I love these cases. A patient was sent to me with an adrenal mass that had been increasing in size over the past 2 years. You can see it in the above image (hint: look above the right kidney). Adrenal masses over 6 cm (or even 5 cm in women) have a high likelihood of being malignant. But before you get them on the OR table you have to do some boring doctor-work first. Specifically, you have to make sure you aren't dealing with a functional adrenal adenoma. That means sending off a barage of blood/urine tests to rule out aldosteronoma, pheochromocytoma, or a cortisol-producing tumor.

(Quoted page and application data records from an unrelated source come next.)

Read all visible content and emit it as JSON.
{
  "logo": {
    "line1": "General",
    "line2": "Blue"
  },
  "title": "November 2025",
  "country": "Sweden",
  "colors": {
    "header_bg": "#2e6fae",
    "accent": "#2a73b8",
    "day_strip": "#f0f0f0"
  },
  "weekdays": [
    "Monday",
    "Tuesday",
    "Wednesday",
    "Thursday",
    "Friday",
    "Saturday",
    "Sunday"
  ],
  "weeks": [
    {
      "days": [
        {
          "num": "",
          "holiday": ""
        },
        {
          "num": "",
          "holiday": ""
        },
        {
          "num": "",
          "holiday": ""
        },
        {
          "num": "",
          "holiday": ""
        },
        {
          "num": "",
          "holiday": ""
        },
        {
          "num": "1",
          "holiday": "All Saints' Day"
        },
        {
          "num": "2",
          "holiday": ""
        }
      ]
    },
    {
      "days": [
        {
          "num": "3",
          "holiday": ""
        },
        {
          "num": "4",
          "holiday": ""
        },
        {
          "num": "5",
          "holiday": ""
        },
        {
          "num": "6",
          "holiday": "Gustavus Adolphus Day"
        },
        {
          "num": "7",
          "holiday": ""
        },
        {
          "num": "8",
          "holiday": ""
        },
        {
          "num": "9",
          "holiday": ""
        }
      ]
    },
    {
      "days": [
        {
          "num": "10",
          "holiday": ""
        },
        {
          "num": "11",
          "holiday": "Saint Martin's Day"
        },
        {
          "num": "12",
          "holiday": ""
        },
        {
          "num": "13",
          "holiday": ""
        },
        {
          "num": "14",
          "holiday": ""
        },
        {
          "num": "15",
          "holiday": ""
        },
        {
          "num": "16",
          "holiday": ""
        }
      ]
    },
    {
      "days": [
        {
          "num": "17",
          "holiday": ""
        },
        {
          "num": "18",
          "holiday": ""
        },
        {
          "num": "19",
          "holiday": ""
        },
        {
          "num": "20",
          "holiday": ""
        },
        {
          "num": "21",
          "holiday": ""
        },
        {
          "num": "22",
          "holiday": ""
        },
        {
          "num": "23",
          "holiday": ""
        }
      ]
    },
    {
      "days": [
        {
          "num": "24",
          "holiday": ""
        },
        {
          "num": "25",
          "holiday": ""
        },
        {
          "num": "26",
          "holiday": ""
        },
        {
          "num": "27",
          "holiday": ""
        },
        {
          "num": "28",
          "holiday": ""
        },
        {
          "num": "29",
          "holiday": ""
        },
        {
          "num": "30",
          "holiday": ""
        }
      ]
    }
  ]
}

The big one to worry about is a pheochromocytoma. Pheos produce catecholamines (adrenaline) and indentification of one prior to surgery is crucial. At least two weeks of pre-operative alpha blockade (a specific anti-hypertensive agent) is required to protect the patient from the surge of adrenalin release that can occur during the operative manipulation of the tumor, and also the sudden drop in systemic catecholamine levels once the tumor is removed.

This particular tumor ended up being a benign adenoma. The case hinges on identifying and controlling the adrenal vein. The little bastard is about two centimeters long and it enters directly into the cava. If it tears you end up with torrential bleeding. Which sucks. Until you get clips on the vein, snip it, and watch the bulging blue vena cava gently roll away from the gland it's a very high tension environment. I keep the music down and, believe it or not, I can get a little snippy and high maintenance. Sliding my Maryland dissector under the vein, then slowly spreading to break up the adventia, watching it flatten and whiten and elongate, stretching out away from Big Blue, nearing its maximal tensile strength.... shit, I'm getting beads of forehead sweat just thinking about it. But once it's controlled, it's time to blast the Playing in the Band and have a good time. All that's left is to hack the gland out of the retroperitoneal fat with my harmonic scalpel. For Academic Endocrine Surgeons, the hacking out part is probably a bothersome distraction, best left to the fourth year resident who, heretofore, had been assigned to camera-holding duty. But I like it.


Bongi said...

friend recently did massive pheo. i asked him if when he spoke to the patient in icu the next day, did the patient say.

"pheo not! it is but i!"

Bianca Castafiore? said...

please don't get irritated at me. seeing that i'm not quite in the medical field, the thing that caught my fancy was the "harmonic scalpel" and i started pricing the suckers! who knew? you can get a USED Ethicon G300 ESU for a mere $8500. Or an Ultracision for $1250, again, USED. Ethicon G100s go for between $1100 and $3300. In the mood for a NEW surgical instrument? The disposables go for $185. Dare I ask what you used? (Thanks for putting up with this silliness)

Anonymous said...

It looks like an adenoma on the CT, and it looks smaller than 6 cm. Why did you take it out?

If its density on unenhanced imaging didn't totally let you declare it to be a benign adenoma (i.e., if it were lipid-poor), why not go on to a washout study to characterize its enhancement pattern or do in- and out-of-phase MR imaging to look for microscopic fat?

If something is totally characteristic on imaging of something benign like an adenoma or myelolipoma, would the size criteria still apply?

-Dr. Anon

Jeffrey Parks MD FACS said...

The threshold for operating on an adrenal mass varies, depending on what you read in the literature. The 6cm number is more useful as predictor of malignancy, but the consensus in the surgical literature is that masses 4-6 cm ought to be considered for surgical extirpation. In this case, the mass had increased in size 1cm over a 12 month period. With a rapidly growing adrenal mass, are you comfortable watching it, based solely on out of phase MRI findings? The patient's desires play a role as well, as you know.